Per-Project: This happens most often when you provide details of a project that is larger in scale and requires multiple diverse rendered images.
Factors that Determine Price & Cost
There are three main components that determine the price of a 3D rendering. That is labour, time and quality.
This is a familiar concept — the more labour involved, the more expensive a job will be. Jobs involving numerous renders, or those of increasing detail or complexity will naturally involve more labour.
An important part of labour includes how complicated it is for the 3D artist to comprehend a client’s plan and meet the expectations of their vision. Generally speaking, if a client communicates their plans well, submits more files with more details, provides a comprehensive brief, and supplies images with ideas and information about styles, the cost of the job has potential to be lower. Some clients even give models that can be followed.
Conversely however, if the client is unclear or provides less resources, the 3D artist has more to figure out, and may even need to make more revisions, which of course increase cost.
It helps to understand that 3D rendering in Melbourne is not always straightforward. The work is an extensive process that involves modelling, texturing, lighting, cameras, and post-processing. In some cases, seemingly complex scenes are actually simple to render, while in other cases, things that look plain are actually difficult. It helps to do research and ask questions to understand the process in order to better comprehend pricing.
In addition to labour, the time that a company uses their computers to render your job is also a concern, since it increases their operating costs. The amount of time that it takes to render images is directly proportional to their size and how realistic they are. Higher quality images naturally take longer and use more powerful computers, since there will inevitably be data and pixels to process.
The resolution of your image, amount of detail, complexity of shapes, variability of lighting conditions, etc. all merit increases in rendering time. However, clients can reduce rendering time by limiting their revisions, which can be done again by communicating well, providing comprehensive plans, and respectfully giving detailed feedback.

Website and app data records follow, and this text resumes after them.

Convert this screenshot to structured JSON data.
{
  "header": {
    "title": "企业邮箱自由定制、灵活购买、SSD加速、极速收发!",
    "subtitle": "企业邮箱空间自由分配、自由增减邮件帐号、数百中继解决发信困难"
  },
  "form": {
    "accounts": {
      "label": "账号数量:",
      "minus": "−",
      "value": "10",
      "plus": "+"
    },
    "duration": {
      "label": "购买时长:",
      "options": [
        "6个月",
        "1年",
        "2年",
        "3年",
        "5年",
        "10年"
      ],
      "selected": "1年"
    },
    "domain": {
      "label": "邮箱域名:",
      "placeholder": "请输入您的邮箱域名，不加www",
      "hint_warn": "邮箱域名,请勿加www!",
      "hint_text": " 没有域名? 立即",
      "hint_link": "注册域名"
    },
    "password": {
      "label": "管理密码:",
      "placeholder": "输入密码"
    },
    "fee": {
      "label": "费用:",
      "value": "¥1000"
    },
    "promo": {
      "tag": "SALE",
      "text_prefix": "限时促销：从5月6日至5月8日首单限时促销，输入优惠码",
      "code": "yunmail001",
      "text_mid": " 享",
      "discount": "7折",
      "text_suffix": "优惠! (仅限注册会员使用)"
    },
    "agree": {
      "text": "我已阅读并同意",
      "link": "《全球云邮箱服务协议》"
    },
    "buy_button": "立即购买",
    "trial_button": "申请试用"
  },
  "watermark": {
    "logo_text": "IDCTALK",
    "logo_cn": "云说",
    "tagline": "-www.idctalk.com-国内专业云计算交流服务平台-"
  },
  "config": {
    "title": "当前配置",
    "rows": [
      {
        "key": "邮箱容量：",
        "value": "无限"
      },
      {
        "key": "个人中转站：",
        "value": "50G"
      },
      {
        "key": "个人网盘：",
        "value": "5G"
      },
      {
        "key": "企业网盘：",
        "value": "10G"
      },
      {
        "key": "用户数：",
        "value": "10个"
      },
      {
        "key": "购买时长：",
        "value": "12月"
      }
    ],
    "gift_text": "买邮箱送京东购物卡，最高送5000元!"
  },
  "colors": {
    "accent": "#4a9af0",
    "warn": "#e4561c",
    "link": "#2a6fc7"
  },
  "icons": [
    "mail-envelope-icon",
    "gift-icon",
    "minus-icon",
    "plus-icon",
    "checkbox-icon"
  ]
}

Stringent deadlines that may require teams to work longer hours also will increase the cost of your job. Quality may also suffer if deadlines are urgent, so providing ample time for artists to work may be the most prudent choice clients can make in this aspect.
This is quite self explanatory. Obviously the higher the quality of the 3D render and the greater the skill the artist has the more expensive a 3D render will be.
this post first appeared on RenderVision via https://rendervision.com.au